I thought because I hadn’t seen a healthy relationship my entire life, and had my formative years tainted with unwanted advances, I was doomed never to truly love anyone—not even myself.
But, I did love her!
Having just escaped an abusive heterosexual relationship, meeting Karen became a breath of fresh air. I knew she had to be my soul mate, because she was adorned with the sensitivity and softness I had.
In any relationship, you weigh the pros and cons to give it a clear definition of what makes sense. A pro for me was that I loved her and was able to express that love to her.
The con was the unhealthy environment I found myself being smothered by once again. Then I realized this person had the makeup of abuse as well, which helped me to understand that the most important part of you isn’t in gender, but in character.
My separation from her wasn’t God saying I was wrong for LOVING her, but rather—I shouldn’t be with an abuser. Period.
I had thought my issues with relationships were that I was dating men not realizing that I didn’t know enough about myself to give attention to a man or a woman.
I had thought it was the scars men left on my body that were the problems, all the while not recognizing the dysfunction reappearing in my relationship with a woman.
I have always loved God; nevertheless, like so many, I saw God as a God whose love was conditional. I thought God’s love was based on perfection I know now to be unattainable. Only He is perfect!
At the time, I didn’t know God in an intimate way as I do now.
As Karen and I parted ways, I found myself in a more traditional relationship, which blessed me with my sons. Did I love my husbands? Yes!
But can I honestly say the love I had for them was more authentic than what I had for her? No! I believe love is love! It has different levels and languages that only the two people involved can define.
And after personal growth and reflection, I’ve come to realize it wasn’t Karen’s sexuality that made God remove her from my life.
I know now—her love just wasn’t what God intended for ME.
I needed to seek God for the blessing in loving me as He loves me—that was the catalyst that freed me to feel secure enough to love another human being openly and honestly.

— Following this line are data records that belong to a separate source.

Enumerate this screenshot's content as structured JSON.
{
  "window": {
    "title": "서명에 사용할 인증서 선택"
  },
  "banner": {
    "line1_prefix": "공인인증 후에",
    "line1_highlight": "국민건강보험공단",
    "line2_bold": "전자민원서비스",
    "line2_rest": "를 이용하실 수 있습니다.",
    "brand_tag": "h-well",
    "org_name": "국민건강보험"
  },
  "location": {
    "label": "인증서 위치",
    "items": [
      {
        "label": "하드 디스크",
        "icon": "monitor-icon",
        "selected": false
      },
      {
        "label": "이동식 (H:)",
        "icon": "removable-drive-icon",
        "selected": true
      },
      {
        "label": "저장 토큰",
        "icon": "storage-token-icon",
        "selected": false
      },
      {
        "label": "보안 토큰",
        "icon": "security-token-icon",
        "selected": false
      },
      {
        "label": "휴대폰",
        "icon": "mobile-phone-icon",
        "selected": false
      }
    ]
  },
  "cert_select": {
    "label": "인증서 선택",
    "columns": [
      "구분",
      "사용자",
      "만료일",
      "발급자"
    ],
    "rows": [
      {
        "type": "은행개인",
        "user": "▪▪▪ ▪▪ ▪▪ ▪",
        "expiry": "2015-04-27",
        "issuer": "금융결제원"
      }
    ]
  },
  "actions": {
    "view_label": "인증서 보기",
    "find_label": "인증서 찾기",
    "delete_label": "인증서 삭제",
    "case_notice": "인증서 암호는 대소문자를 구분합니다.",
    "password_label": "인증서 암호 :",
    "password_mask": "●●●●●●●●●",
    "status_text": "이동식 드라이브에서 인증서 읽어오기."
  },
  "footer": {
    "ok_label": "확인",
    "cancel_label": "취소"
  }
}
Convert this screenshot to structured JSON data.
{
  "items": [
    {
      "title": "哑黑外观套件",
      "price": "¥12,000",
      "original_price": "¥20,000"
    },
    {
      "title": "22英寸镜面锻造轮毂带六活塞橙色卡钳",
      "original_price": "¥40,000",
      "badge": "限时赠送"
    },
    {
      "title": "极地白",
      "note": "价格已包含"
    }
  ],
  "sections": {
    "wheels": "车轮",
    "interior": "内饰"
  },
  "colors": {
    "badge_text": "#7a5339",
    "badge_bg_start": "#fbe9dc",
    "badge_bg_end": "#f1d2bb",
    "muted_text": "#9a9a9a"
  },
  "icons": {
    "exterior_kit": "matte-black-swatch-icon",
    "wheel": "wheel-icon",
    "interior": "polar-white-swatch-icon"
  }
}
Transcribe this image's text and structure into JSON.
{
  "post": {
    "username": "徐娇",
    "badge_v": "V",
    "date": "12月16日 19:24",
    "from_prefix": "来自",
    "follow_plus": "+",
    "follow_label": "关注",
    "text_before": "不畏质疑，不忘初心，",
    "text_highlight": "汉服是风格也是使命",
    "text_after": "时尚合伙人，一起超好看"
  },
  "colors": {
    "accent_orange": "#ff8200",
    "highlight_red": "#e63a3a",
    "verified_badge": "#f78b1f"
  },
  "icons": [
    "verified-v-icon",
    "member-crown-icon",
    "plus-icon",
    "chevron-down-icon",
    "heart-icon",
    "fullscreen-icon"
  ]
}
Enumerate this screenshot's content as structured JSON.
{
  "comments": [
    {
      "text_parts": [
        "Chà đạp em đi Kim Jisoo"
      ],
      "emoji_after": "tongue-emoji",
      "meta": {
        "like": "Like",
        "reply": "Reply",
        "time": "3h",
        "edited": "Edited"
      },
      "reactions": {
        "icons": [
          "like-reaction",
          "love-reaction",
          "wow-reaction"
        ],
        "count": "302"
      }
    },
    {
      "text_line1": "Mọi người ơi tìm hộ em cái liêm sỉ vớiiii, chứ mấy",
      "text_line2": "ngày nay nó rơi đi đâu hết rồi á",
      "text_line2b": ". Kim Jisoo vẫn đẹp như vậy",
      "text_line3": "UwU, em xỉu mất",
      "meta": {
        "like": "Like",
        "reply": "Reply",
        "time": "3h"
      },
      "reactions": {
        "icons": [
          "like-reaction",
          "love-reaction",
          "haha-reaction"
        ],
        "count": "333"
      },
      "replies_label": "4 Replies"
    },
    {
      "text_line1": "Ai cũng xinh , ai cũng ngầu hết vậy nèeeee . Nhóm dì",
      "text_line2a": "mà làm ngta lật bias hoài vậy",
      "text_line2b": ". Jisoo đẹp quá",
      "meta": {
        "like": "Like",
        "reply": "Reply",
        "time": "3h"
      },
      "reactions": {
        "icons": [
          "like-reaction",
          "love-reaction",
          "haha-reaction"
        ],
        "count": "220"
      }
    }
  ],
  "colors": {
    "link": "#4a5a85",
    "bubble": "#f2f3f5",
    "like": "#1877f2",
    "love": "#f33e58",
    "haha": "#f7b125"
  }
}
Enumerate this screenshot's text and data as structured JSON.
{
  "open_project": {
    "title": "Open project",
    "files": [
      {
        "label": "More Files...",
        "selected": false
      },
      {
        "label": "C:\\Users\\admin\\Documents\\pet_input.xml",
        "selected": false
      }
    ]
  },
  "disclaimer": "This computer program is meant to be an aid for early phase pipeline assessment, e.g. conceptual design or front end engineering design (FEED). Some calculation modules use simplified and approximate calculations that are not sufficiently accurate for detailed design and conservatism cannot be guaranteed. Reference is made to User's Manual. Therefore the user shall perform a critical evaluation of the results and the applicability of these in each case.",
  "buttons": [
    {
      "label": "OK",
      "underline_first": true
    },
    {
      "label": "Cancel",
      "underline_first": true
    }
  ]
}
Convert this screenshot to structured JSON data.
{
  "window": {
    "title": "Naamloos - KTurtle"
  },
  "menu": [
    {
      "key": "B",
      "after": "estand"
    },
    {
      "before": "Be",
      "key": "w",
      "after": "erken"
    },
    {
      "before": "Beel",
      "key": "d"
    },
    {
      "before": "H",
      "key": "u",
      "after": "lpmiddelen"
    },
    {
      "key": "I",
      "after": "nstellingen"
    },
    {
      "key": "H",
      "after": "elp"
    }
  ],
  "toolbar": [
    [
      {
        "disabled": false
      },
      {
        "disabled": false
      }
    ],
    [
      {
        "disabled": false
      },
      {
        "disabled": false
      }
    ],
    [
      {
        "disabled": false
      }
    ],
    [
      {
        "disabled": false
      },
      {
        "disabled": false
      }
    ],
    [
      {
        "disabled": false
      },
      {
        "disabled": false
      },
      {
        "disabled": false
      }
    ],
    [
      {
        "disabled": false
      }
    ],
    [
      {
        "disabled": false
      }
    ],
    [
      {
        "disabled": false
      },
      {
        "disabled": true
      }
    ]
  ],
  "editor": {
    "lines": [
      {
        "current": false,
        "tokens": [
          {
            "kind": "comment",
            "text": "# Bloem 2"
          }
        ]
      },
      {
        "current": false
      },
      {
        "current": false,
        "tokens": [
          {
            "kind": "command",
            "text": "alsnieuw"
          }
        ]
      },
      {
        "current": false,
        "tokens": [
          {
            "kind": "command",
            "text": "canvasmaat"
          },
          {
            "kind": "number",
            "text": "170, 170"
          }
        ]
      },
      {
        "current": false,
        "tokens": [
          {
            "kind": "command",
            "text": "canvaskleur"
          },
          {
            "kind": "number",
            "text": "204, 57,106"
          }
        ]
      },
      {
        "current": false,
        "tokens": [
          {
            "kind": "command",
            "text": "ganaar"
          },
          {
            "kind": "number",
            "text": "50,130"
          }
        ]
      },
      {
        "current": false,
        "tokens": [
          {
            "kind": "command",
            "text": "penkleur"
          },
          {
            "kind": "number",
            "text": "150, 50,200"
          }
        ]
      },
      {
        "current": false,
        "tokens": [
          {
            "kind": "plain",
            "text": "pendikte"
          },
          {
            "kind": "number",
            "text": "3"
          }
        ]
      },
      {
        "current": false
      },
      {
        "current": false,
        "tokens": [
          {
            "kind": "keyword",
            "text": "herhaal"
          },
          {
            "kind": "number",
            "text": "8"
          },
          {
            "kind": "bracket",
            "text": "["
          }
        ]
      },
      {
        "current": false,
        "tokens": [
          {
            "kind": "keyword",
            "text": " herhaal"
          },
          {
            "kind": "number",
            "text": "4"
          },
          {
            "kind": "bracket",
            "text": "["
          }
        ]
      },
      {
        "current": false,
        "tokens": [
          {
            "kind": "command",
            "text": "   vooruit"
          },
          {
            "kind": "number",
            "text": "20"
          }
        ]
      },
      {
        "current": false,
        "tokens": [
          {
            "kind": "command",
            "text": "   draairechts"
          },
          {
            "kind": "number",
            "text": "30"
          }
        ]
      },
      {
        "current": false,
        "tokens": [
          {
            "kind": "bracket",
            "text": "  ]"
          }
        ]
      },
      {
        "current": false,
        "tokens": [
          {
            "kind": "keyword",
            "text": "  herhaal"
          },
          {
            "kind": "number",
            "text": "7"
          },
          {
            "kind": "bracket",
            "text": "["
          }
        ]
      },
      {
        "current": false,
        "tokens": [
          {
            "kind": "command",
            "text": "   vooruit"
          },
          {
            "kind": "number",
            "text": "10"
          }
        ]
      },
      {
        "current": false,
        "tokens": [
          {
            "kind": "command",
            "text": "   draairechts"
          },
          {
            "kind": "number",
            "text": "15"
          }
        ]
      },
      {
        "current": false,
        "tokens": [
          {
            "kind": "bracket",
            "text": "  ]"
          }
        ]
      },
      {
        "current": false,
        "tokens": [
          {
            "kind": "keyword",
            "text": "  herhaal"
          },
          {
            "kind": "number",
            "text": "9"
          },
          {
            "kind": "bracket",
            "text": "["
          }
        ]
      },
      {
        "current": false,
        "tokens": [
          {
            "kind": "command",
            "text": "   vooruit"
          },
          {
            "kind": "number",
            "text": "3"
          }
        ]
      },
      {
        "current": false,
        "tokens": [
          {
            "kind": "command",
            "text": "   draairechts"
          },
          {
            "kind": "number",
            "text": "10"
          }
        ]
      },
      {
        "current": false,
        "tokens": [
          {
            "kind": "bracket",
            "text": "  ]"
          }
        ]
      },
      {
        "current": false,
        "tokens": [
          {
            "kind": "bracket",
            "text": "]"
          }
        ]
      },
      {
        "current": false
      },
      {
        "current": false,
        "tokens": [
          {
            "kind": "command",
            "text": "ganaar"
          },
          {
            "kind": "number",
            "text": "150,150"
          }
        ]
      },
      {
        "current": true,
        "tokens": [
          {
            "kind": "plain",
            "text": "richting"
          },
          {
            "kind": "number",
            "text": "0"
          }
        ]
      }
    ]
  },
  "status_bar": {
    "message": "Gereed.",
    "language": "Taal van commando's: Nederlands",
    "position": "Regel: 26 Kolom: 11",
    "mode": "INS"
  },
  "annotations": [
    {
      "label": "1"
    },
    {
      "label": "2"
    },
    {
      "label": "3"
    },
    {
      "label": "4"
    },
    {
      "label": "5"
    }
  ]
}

I am open for a healthy love that I don’t look to define me but has its own definition. I didn’t know that then, but I do know now.
Photo via flickr user Melhem Rizk